As afternoon faded into dusk and temperatures dropped into the twenties one day last week, a small group of protesters hoisted banners and talked among themselves as they marched, led by Hardesty on a police motor scooter.

"Would you sell drugs to your children?" one placard asked. As the group stopped to cross a street, Hardesty was splattered with an egg thrown from a window of a nearby apartment house. But there were few other overt expressions of disapproval.

Bundled up against the cold, the band of protesters walked swiftly along a maze-like route that criss-crossed the Euclid triangle, an area of recently built, expensive town houses, turn-of-the-century row houses and apartment buildings.

"Right on!" yelled one woman to the protesters as she alighted from a bus that had stopped on Columbia Road. Merchants along the route signaled their approval as the marchers trooped past, pausing to speak briefly with parking lot attendants and community activists.

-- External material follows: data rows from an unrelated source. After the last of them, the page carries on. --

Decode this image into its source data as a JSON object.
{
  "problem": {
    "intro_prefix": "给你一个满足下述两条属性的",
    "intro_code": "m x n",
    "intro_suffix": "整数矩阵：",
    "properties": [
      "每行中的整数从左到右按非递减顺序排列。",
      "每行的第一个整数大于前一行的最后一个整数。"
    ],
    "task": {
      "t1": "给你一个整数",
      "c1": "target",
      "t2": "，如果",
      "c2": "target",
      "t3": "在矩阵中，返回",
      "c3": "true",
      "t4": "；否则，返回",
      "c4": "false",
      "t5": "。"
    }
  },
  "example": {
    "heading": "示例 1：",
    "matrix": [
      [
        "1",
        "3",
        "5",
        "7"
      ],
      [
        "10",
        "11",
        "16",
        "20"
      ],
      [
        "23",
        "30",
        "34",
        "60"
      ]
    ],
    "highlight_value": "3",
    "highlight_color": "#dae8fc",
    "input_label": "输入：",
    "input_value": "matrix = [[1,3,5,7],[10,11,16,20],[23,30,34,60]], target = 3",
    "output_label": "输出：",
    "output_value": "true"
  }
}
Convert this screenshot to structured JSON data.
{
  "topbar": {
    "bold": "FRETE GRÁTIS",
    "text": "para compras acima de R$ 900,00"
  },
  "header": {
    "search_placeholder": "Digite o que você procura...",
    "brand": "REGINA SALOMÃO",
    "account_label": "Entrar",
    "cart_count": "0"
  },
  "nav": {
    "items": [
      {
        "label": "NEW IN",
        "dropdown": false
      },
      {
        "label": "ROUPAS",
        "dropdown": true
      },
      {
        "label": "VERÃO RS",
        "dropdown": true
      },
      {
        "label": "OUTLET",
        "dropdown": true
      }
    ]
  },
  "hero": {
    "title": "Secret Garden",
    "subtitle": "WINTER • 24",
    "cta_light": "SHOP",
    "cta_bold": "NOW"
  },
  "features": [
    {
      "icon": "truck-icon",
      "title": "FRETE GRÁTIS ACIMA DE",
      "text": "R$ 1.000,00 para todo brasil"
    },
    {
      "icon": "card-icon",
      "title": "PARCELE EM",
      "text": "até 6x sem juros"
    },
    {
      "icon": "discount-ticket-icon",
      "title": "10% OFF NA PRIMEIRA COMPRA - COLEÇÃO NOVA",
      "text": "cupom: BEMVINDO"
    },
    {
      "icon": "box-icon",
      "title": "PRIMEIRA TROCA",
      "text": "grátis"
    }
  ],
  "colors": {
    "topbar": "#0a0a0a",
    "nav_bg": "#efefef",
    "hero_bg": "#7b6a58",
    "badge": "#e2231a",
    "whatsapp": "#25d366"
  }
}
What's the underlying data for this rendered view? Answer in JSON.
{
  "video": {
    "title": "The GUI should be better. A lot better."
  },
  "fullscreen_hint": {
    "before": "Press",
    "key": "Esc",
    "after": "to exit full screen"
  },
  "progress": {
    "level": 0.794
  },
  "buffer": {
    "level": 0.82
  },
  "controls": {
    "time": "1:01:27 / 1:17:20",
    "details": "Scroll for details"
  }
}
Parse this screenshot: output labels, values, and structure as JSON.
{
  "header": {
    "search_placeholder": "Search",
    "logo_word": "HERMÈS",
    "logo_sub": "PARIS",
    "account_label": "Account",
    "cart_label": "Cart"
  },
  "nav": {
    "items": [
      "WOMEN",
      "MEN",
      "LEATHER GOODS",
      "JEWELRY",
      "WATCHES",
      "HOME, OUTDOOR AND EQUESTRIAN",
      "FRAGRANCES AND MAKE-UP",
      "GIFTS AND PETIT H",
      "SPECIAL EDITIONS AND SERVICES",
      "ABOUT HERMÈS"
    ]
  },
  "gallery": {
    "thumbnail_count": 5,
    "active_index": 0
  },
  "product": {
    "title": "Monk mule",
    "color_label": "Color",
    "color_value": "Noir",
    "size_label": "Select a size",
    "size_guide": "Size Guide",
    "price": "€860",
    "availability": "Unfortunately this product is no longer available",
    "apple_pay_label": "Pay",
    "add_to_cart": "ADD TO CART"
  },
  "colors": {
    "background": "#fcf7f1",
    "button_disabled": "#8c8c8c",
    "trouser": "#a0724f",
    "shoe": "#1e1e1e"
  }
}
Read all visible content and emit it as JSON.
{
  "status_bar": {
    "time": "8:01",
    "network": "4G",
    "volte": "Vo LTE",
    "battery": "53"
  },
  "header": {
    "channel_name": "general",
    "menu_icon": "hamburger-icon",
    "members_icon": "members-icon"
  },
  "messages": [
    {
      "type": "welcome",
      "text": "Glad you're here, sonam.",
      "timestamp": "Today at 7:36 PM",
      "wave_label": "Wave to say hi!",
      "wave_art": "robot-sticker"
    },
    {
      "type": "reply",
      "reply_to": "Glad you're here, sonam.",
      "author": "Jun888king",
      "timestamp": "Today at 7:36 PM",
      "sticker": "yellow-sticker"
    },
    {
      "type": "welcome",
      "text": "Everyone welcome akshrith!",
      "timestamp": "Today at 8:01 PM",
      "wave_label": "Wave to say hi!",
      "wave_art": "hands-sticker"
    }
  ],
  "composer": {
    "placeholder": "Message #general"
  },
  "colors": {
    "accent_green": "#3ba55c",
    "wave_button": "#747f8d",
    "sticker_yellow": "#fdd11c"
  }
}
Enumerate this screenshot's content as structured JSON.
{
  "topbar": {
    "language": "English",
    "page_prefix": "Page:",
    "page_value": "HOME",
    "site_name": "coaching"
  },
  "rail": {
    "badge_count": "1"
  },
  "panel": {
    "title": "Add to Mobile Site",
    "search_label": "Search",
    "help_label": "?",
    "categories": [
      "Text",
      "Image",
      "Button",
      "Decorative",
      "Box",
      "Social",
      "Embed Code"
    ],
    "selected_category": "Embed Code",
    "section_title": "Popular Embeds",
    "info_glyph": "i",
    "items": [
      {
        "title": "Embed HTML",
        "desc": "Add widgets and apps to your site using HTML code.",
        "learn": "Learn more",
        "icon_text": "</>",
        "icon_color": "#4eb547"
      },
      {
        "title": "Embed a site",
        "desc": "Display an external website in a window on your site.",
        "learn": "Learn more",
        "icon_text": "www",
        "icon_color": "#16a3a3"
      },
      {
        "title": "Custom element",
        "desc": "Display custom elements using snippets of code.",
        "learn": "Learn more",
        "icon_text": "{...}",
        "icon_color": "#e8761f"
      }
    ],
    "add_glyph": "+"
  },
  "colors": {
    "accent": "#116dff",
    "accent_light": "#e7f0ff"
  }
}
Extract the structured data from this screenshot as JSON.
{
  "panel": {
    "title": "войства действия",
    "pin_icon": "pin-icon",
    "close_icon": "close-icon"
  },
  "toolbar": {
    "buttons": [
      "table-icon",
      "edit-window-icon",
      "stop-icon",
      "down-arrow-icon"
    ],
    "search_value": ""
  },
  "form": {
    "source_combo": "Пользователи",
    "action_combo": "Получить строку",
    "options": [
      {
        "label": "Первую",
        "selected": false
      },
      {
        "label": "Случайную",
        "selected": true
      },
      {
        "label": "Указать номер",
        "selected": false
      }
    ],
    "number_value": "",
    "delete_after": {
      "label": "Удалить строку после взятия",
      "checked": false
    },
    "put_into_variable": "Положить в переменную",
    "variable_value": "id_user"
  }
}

"The tenants of the buildings are intimidated by these drug people," said Gordon Cosby, pastor of the Church of the Saviour, which in 1972 spawned the Jubilee community action network that has grown to include a health clinic and job placement service.

Jubilee now owns six buildings in the Euclid triangle area and provides housing to 500 to 800 low-income persons, who help in the management of their own buildings.

The 30-apartment Mozart Building at 1630 Fuller St. NW, where about 100 persons live, is the central target of Jubilee's efforts to drive out the pushers.

"Parents who bring their children to the Montessori school, housed in the basement of the Mozart, are concerned that they have to take their children through areas where drug dealing is occurring," said Robert Boulter, vice president of Jubilee Housing, who is on loan to the community group from the Rouse Co., a major development company.

"The [drug] activity is bad early in the morning," when the pre-school students who attend the Jubilee Children's Workshop arrive, "at lunch and throughout the evening," Boulter said.

He said drug dealing and other criminal activities are familiar sights to the 507 children enrolled at the H.D. Cooke Elementary School, on 17th Street NW between Euclid Street and Mozart Place NW.

"Last fall, when a man was killed right here on 17th Street," Boulter said, pointing to an alleyway entrance, "children at the school across the street stood at the windows and watched [the scene] until the body was finally taken away."

As the protesters in last week's march progressed down Columbia Road, a man who said he lived in the same block as the Mozart said he is "ripped off all the time [by the drug people]. One time they even came in through the wall. I'm tired of it."

He followed Boulter into the Mozart to sign an "expression of support" and request for more police action to rid the area of drug trafficking.

As part of its effort to drive drug dealers and their customers from the lobby and hallways of the Mozart, the Jubilee organization has set up offices in the lobby, Boulter said. "You might say that we are displacing the regular business."

Boulter said the marches represent an attempt to mobilize neighborhood support behind the campaign to rid the area of drug dealers. Only by uniting to pressure city officials, some residents believe, will they obtain the police support necessary to drive dealers from the area.

The large police van is parked outside the Mozart throughout the day, and the combined effort has cleared the area, at least part of the time, Cosby said.

"Nothing happens while the police are outside," Cosby told a marcher. "But they know when the police change shifts," he said, "and for the 30 minutes that the police aren't there, it's business as usual."